[Dataset rows describing interfaces]
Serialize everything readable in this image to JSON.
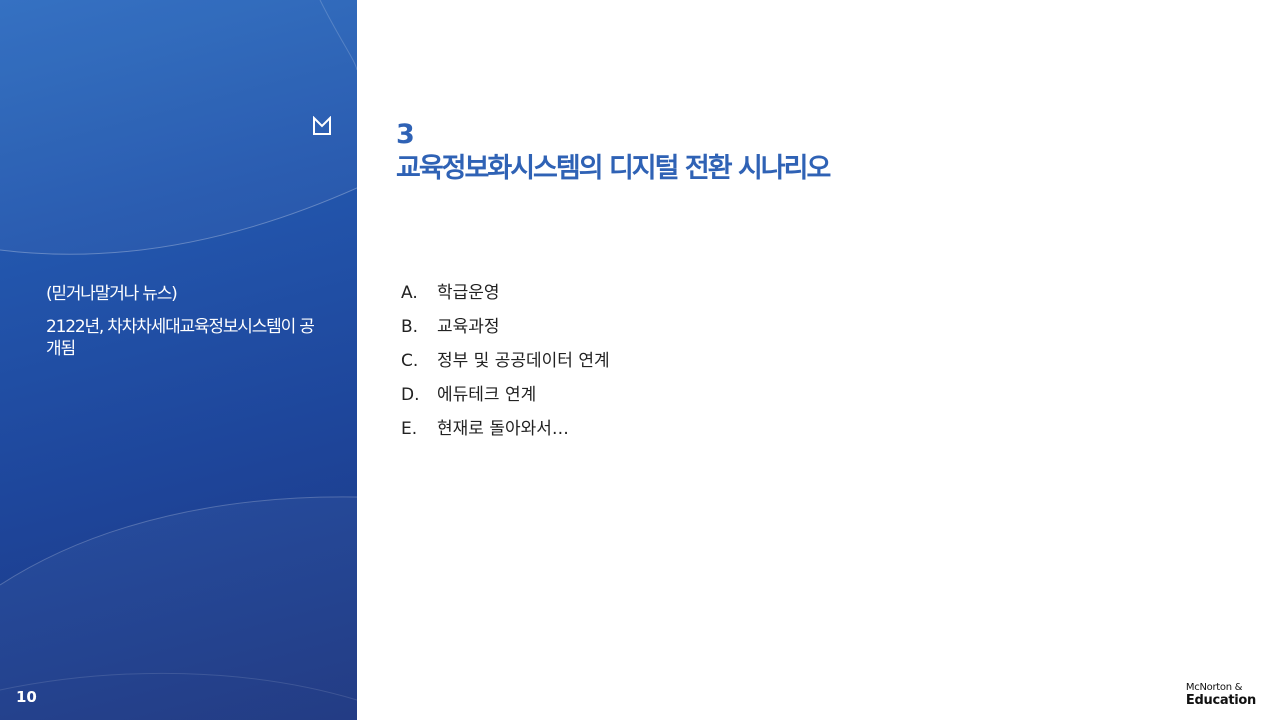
{
  "sidebar": {
    "kicker": "(믿거나말거나 뉴스)",
    "headline": "2122년, 차차차세대교육정보시스템이 공개됨",
    "page_number": "10",
    "logo_icon": "m-monogram-logo-icon"
  },
  "main": {
    "section_number": "3",
    "section_title": "교육정보화시스템의 디지털 전환 시나리오",
    "items": [
      {
        "letter": "A.",
        "label": "학급운영"
      },
      {
        "letter": "B.",
        "label": "교육과정"
      },
      {
        "letter": "C.",
        "label": "정부 및 공공데이터 연계"
      },
      {
        "letter": "D.",
        "label": "에듀테크 연계"
      },
      {
        "letter": "E.",
        "label": "현재로 돌아와서…"
      }
    ]
  },
  "brand": {
    "line1": "McNorton &",
    "line2": "Education"
  },
  "colors": {
    "accent": "#2f62b5",
    "panel_top": "#2d6cc0",
    "panel_bottom": "#1b3580"
  }
}
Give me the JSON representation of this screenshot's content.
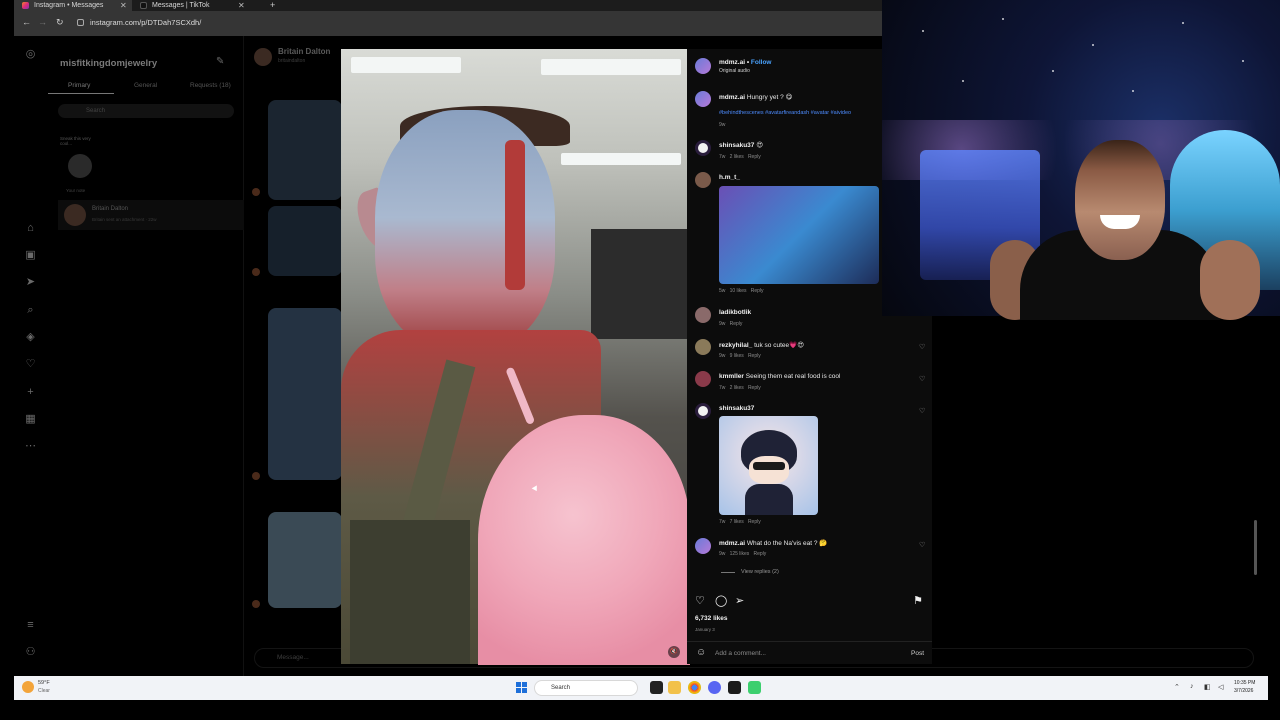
{
  "browser": {
    "tabs": [
      {
        "title": "Instagram • Messages",
        "active": true
      },
      {
        "title": "Messages | TikTok",
        "active": false
      }
    ],
    "url": "instagram.com/p/DTDah7SCXdh/",
    "new_tab_symbol": "+"
  },
  "inbox": {
    "username": "misfitkingdomjewelry",
    "tabs": [
      "Primary",
      "General",
      "Requests (18)"
    ],
    "search_placeholder": "Search",
    "note_text": "Sneak this very cool...",
    "your_note_label": "Your note",
    "conversation": {
      "name": "Britain Dalton",
      "preview": "Britain sent an attachment · 22w"
    }
  },
  "chat": {
    "name": "Britain Dalton",
    "handle": "britaindalton",
    "input_placeholder": "Message..."
  },
  "post": {
    "author": "mdmz.ai",
    "follow_label": "Follow",
    "audio": "Original audio",
    "caption_user": "mdmz.ai",
    "caption_text": "Hungry yet ? 😋",
    "hashtags": "#behindthescenes #avatarfireandash #avatar #aivideo",
    "caption_age": "9w",
    "comments": [
      {
        "user": "shinsaku37",
        "text": "😍",
        "age": "7w",
        "likes": "2 likes",
        "reply": "Reply"
      },
      {
        "user": "h.m_t_",
        "text": "",
        "age": "5w",
        "likes": "10 likes",
        "reply": "Reply"
      },
      {
        "user": "ladikbotlik",
        "text": "",
        "age": "9w",
        "likes": "",
        "reply": "Reply"
      },
      {
        "user": "rezkyhilal_",
        "text": "tuk so cutee💗😍",
        "age": "9w",
        "likes": "9 likes",
        "reply": "Reply"
      },
      {
        "user": "kmmller",
        "text": "Seeing them eat real food is cool",
        "age": "7w",
        "likes": "2 likes",
        "reply": "Reply"
      },
      {
        "user": "shinsaku37",
        "text": "",
        "age": "7w",
        "likes": "7 likes",
        "reply": "Reply"
      },
      {
        "user": "mdmz.ai",
        "text": "What do the Na'vis eat ? 🤔",
        "age": "9w",
        "likes": "125 likes",
        "reply": "Reply"
      }
    ],
    "view_replies": "View replies (2)",
    "likes_total": "6,732 likes",
    "date": "January 3",
    "comment_placeholder": "Add a comment...",
    "post_button": "Post"
  },
  "taskbar": {
    "weather_temp": "59°F",
    "weather_cond": "Clear",
    "search_label": "Search",
    "time": "10:35 PM",
    "date": "3/7/2026"
  },
  "colors": {
    "link_blue": "#4aa3ff",
    "hashtag_blue": "#4d8cff",
    "panel_bg": "#0c0c0c",
    "candy_pink": "#f0a7b9"
  },
  "icons": [
    "instagram-icon",
    "home-icon",
    "reels-icon",
    "messages-icon",
    "search-icon",
    "explore-icon",
    "heart-icon",
    "create-icon",
    "dashboard-icon",
    "threads-icon",
    "menu-icon",
    "edit-icon",
    "like-icon",
    "comment-icon",
    "share-icon",
    "bookmark-icon",
    "emoji-icon",
    "mute-icon"
  ]
}
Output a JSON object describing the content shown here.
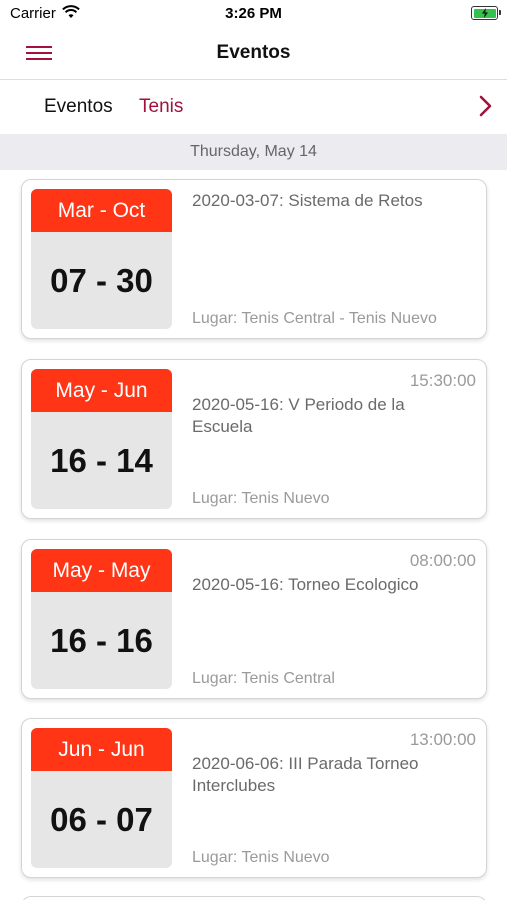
{
  "status_bar": {
    "carrier": "Carrier",
    "time": "3:26 PM"
  },
  "nav": {
    "title": "Eventos"
  },
  "tabs": [
    {
      "label": "Eventos"
    },
    {
      "label": "Tenis"
    }
  ],
  "date_header": "Thursday, May 14",
  "events": [
    {
      "months": "Mar - Oct",
      "days": "07 - 30",
      "time": "",
      "title": "2020-03-07: Sistema de Retos",
      "place": "Lugar: Tenis Central - Tenis Nuevo"
    },
    {
      "months": "May - Jun",
      "days": "16 - 14",
      "time": "15:30:00",
      "title": "2020-05-16: V Periodo de la Escuela",
      "place": "Lugar: Tenis Nuevo"
    },
    {
      "months": "May - May",
      "days": "16 - 16",
      "time": "08:00:00",
      "title": "2020-05-16: Torneo Ecologico",
      "place": "Lugar: Tenis Central"
    },
    {
      "months": "Jun - Jun",
      "days": "06 - 07",
      "time": "13:00:00",
      "title": "2020-06-06: III Parada Torneo Interclubes",
      "place": "Lugar: Tenis Nuevo"
    }
  ],
  "colors": {
    "accent": "#a3123e",
    "calendar_header": "#ff3516",
    "battery": "#32c24d"
  }
}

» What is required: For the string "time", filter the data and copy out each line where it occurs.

» Written reply:
    "time": "10:35 PM",
    "time": "3:26 PM"
      "time": "",
      "time": "15:30:00",
      "time": "08:00:00",
      "time": "13:00:00",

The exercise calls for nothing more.